Proceedings of of the Kohimarama Conference, Comprising Nos. 13 to 18 of the "Maori Messenger."
The Kohimarama Conference
The Kohimarama Conference.
Our readers will be glad of some information respecting the Conference of Native Chiefs now being held at Kohimarama. We shall, therefore, set aside all other matter in order to make room for a full report of the proceedings up to the date of our present issue.
We shall commence our account with a list of the Chiefs, with the names of their respective tribes, and their several places of abode. From this list it will appear that the principal sub-divisions of the Maori race in New Zealand are, on the whole, well represented in this Conference. One hundred and twelve Chiefs took their seat on the first day, and several more have arrived at intervals since Others had been invited page 2 and would probably have been here but for the prevalence of a severe epidemic, and the sudden decease of an influential and much respected Chief of the Waikato, Potatau Te Whero-Whero. The absence, however, of these does not materially affect the question of representation. Taranaki alone is without a voice in the Conference. Those who were invited to attend were unwilling to leave their homes in the present unsettled state of that Province.
It is a circumstance worthy of remark, as evincing the interest felt by the Native Chiefs and the importance they attach to the present measure, that when they arrived at Auckland almost the whole of them were suffering severely from influenza. It is gratifying, however, to add, that under the unremitting care of their medical attendant many of them have quite recovered, and the others are rapidly improving. It is more than probable that some of the older men, had they remained at home, beyond the reach of medical aid, would, ere this, have been gathered to their fathers.

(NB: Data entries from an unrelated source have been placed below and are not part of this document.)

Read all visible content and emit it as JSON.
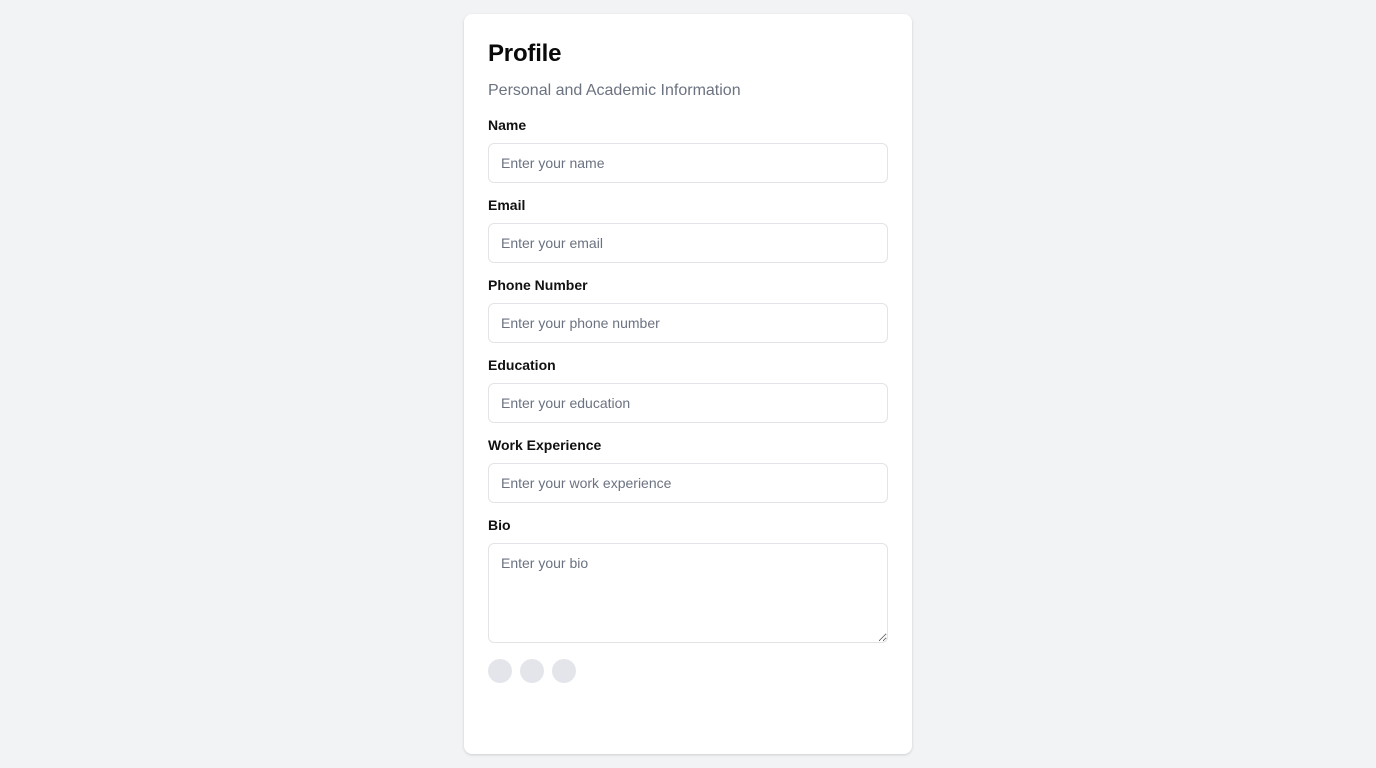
{
  "profile": {
    "title": "Profile",
    "subtitle": "Personal and Academic Information"
  },
  "fields": {
    "name": {
      "label": "Name",
      "placeholder": "Enter your name",
      "value": ""
    },
    "email": {
      "label": "Email",
      "placeholder": "Enter your email",
      "value": ""
    },
    "phone": {
      "label": "Phone Number",
      "placeholder": "Enter your phone number",
      "value": ""
    },
    "education": {
      "label": "Education",
      "placeholder": "Enter your education",
      "value": ""
    },
    "work": {
      "label": "Work Experience",
      "placeholder": "Enter your work experience",
      "value": ""
    },
    "bio": {
      "label": "Bio",
      "placeholder": "Enter your bio",
      "value": ""
    }
  },
  "colors": {
    "page_background": "#f2f3f5",
    "card_background": "#ffffff",
    "input_border": "#e2e4e8",
    "placeholder_text": "#6b7280",
    "dot_fill": "#e4e5ea"
  }
}
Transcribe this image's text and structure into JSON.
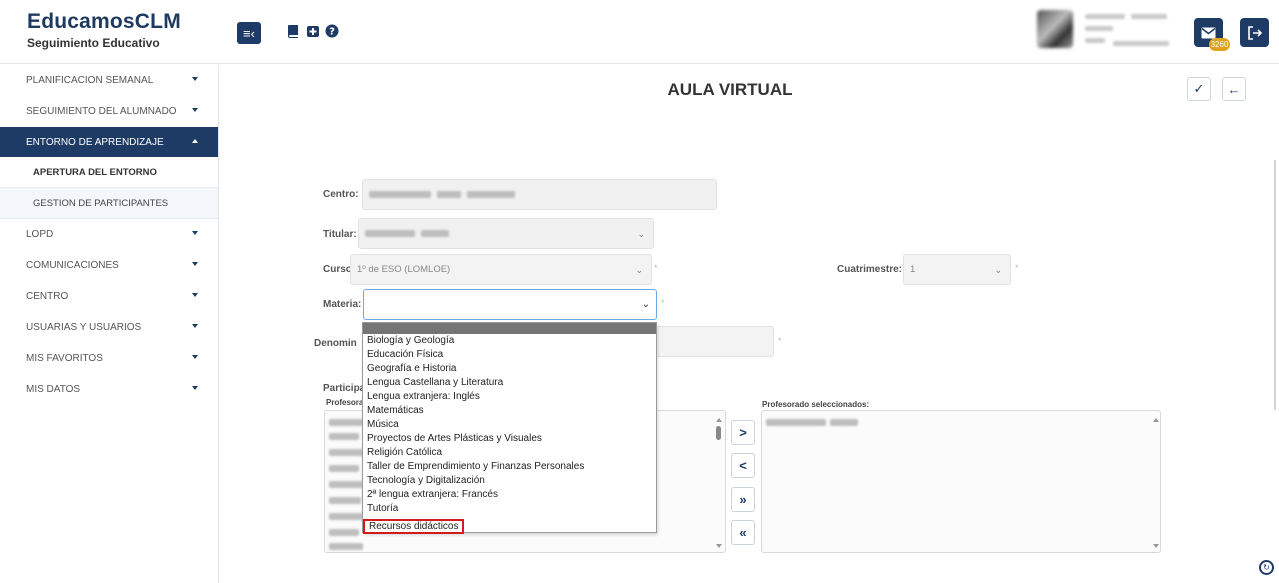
{
  "brand": {
    "title": "EducamosCLM",
    "subtitle": "Seguimiento Educativo"
  },
  "header": {
    "icons": [
      "menu-collapse-icon",
      "book-icon",
      "toolbox-icon",
      "help-icon",
      "mail-icon",
      "logout-icon"
    ],
    "mail_badge": "3260"
  },
  "sidebar": {
    "items": [
      {
        "label": "PLANIFICACION SEMANAL"
      },
      {
        "label": "SEGUIMIENTO DEL ALUMNADO"
      },
      {
        "label": "ENTORNO DE APRENDIZAJE"
      },
      {
        "label": "LOPD"
      },
      {
        "label": "COMUNICACIONES"
      },
      {
        "label": "CENTRO"
      },
      {
        "label": "USUARIAS Y USUARIOS"
      },
      {
        "label": "MIS FAVORITOS"
      },
      {
        "label": "MIS DATOS"
      }
    ],
    "subitems": [
      {
        "label": "APERTURA DEL ENTORNO"
      },
      {
        "label": "GESTION DE PARTICIPANTES"
      }
    ]
  },
  "main": {
    "title": "AULA VIRTUAL",
    "labels": {
      "centro": "Centro:",
      "titular": "Titular:",
      "curso": "Curso:",
      "cuatrimestre": "Cuatrimestre:",
      "materia": "Materia:",
      "denominacion": "Denomin",
      "participantes": "Participa",
      "profesorado": "Profesora",
      "profesorado_seleccionados": "Profesorado seleccionados:"
    },
    "values": {
      "curso": "1º de ESO (LOMLOE)",
      "cuatrimestre": "1"
    },
    "required_mark": "*",
    "move_buttons": [
      ">",
      "<",
      "»",
      "«"
    ],
    "actions": {
      "confirm": "✓",
      "back": "←"
    }
  },
  "dropdown": {
    "options": [
      "Biología y Geología",
      "Educación Física",
      "Geografía e Historia",
      "Lengua Castellana y Literatura",
      "Lengua extranjera: Inglés",
      "Matemáticas",
      "Música",
      "Proyectos de Artes Plásticas y Visuales",
      "Religión Católica",
      "Taller de Emprendimiento y Finanzas Personales",
      "Tecnología y Digitalización",
      "2ª lengua extranjera: Francés",
      "Tutoría",
      "Recursos didácticos"
    ],
    "highlighted": "Recursos didácticos"
  },
  "colors": {
    "primary": "#1e3b66",
    "badge": "#e0a21c",
    "highlight_box": "#d21c1c",
    "focus": "#6ca8e8"
  }
}
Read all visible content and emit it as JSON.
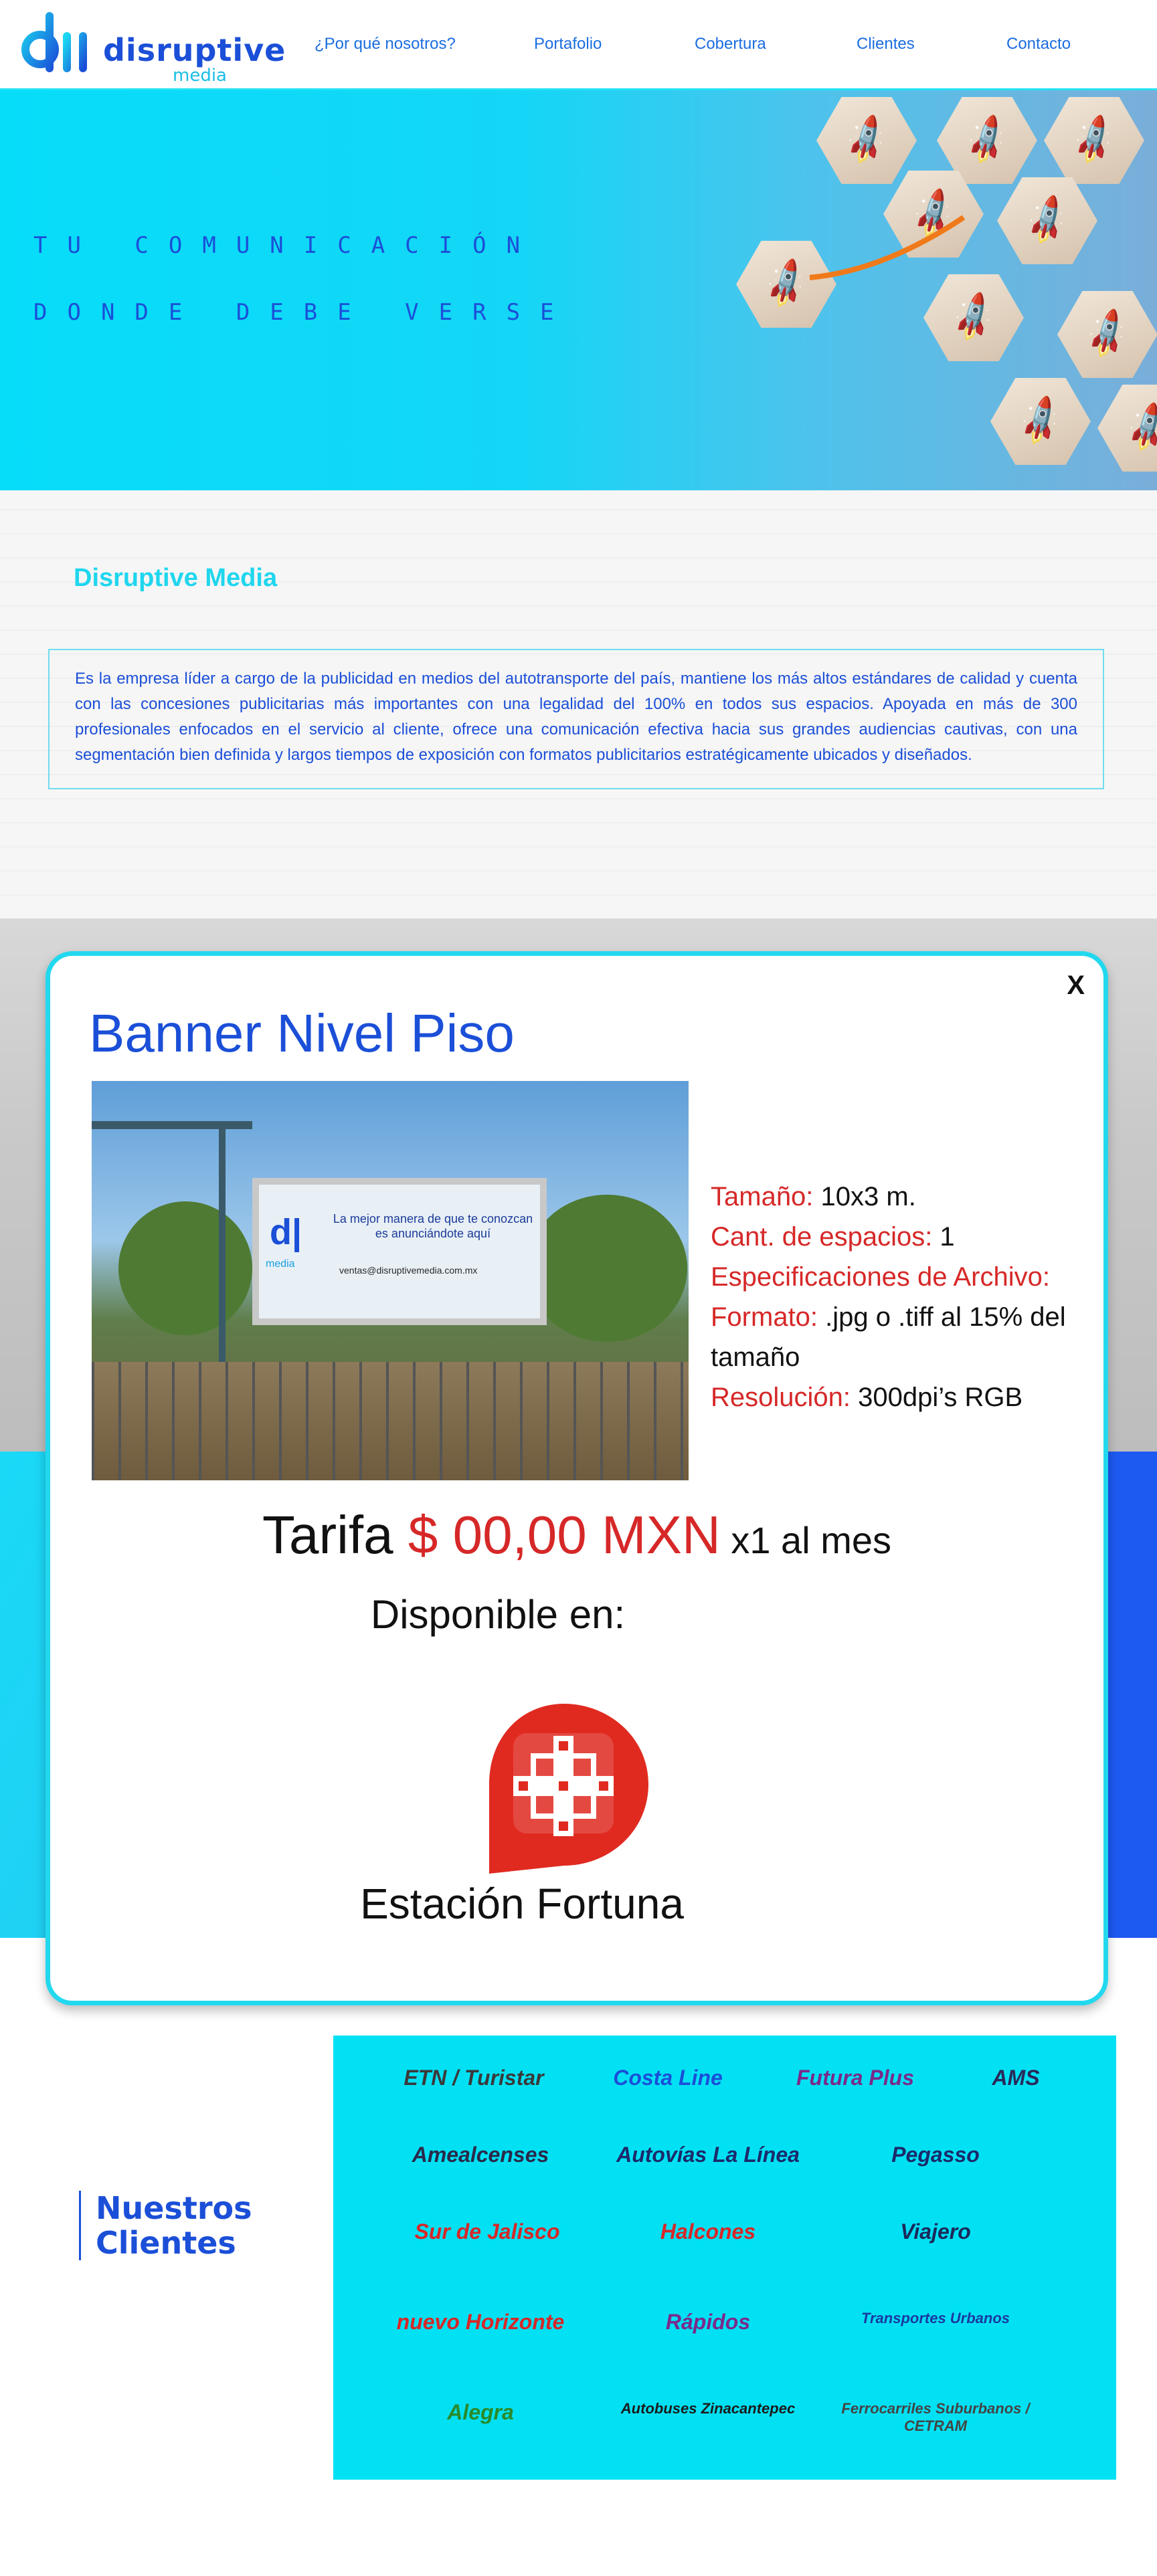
{
  "header": {
    "logo": {
      "name": "disruptive",
      "sub": "media"
    },
    "nav": [
      "¿Por qué nosotros?",
      "Portafolio",
      "Cobertura",
      "Clientes",
      "Contacto"
    ]
  },
  "hero": {
    "line1": "TU COMUNICACIÓN",
    "line2": "DONDE DEBE VERSE"
  },
  "about": {
    "title": "Disruptive Media",
    "body": "Es la empresa líder a cargo de la publicidad en medios del  autotransporte del país, mantiene los más altos estándares de calidad y cuenta con las concesiones publicitarias más importantes  con una legalidad del 100% en todos sus espacios. Apoyada en más de 300 profesionales enfocados en el servicio al cliente, ofrece una comunicación efectiva hacia sus grandes audiencias cautivas, con una segmentación bien definida y largos tiempos de exposición con formatos publicitarios estratégicamente ubicados y diseñados."
  },
  "modal": {
    "close": "X",
    "title": "Banner Nivel Piso",
    "billboard": {
      "text": "La mejor manera de que te conozcan es anunciándote aquí",
      "email": "ventas@disruptivemedia.com.mx",
      "logo_sub": "media"
    },
    "specs": {
      "size_label": "Tamaño:",
      "size_value": " 10x3 m.",
      "count_label": "Cant. de espacios:",
      "count_value": " 1",
      "file_label": "Especificaciones de Archivo:",
      "format_label": "Formato:",
      "format_value": " .jpg o .tiff al 15% del tamaño",
      "res_label": "Resolución:",
      "res_value": " 300dpi’s RGB"
    },
    "price": {
      "word": "Tarifa ",
      "value": "$ 00,00 MXN",
      "period": " x1 al mes"
    },
    "available": "Disponible en:",
    "station": "Estación Fortuna"
  },
  "clients": {
    "title_line1": "Nuestros",
    "title_line2": "Clientes",
    "logos": [
      "ETN / Turistar",
      "Costa Line",
      "Futura Plus",
      "AMS",
      "Amealcenses",
      "Autovías La Línea",
      "Pegasso",
      "Sur de Jalisco",
      "Halcones",
      "Viajero",
      "nuevo Horizonte",
      "Rápidos",
      "Transportes Urbanos",
      "Alegra",
      "Autobuses Zinacantepec",
      "Ferrocarriles Suburbanos / CETRAM"
    ]
  },
  "colors": {
    "accent": "#22d8ee",
    "brand_blue": "#1b4fd8",
    "price_red": "#d62828"
  }
}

The question now suggests itself, Wherefore have these Chiefs assembled? Is it, as some have supposed, to devise steps for the suppression of the Maori King movement? No. Is it, as others have maintained, to plot measures for the subjection of Wiremu Kingi Te Rangitake at Taranaki? No. These subjects will, in their proper order, come under the notice of the Conference; but the Governor had a higher motive in inviting the Maori Chiefs of New Zealand to meet him at Kohimarama, lt was, to use his own words, to afford them "an opportunity of discussing (with him) various matters connected with thepage 3 welfare and advancement of the two races dwelling in New Zealand."
In the colonization of these Islands, by the British, the treatment of the aboriginal race has been regulated by humane and Christian principles. A wise Government has watched over their interests with paternal care. Large sums of money have been annually expended in the erection and maintenance of schools for the education of their youth; hospitals have been built for the accommodation of their sick; books and newspapers have been printed for their amusement and instruction; magistrates have been appointed in Native districts for the suppression of crime, and the laws have been translated into Maori and gratutiously circulated; indeed, nothing has been left undone that was likely to promote the happiness and well-being of the Maori people. And now that their intelligence is beginning to develop itself, they are invited to take a first step towards participating in the legislation of the country. That the Chiefs themselves duly appreciate the importance of this step, as conducive to their advancement as a people, is very evident. They are shrewd enough to recognize in this Conference a more adequate means of securing a national position than in any of the extravagant ideas of Maori-Kingism. We sincerely trust that a similar Conference to the present will continue to be held annually in this or in some other part of New Zealand. Its beneficial influence is already apparent, Nothing has so much tended to reassure the minds of both people as the free and frank expression of opinion on the floor of the Conference Hall during the past week. A mutualpage 4 feeling of distrust and misapprehension was becoming very general. The Maori and the Pakeha were becoming estranged from each other. The Colonists charged the Maories with an insurrectionary spirit, and they, on the other hand, began to dread aggression from the Colonists. But this mutual feeling of insecurity has subsided, and we believe that this is mainly owing to the very satisfactory spirit elicited during the first week of the Conference.
The Chiefs have not disguised their opinions, when antagonistic to the policy of the Governor, nor have they suppressed their grievances; but there has been a freedom and candour, fully characteristic of the Maori, in all their speeches which has commended itself to all who have heard them; and the expressions of loyalty to the Queen and goodwill to the Pakeha have carried with them every evidence of sincerity.
We shall give a continuation of the proceedings in our next issue.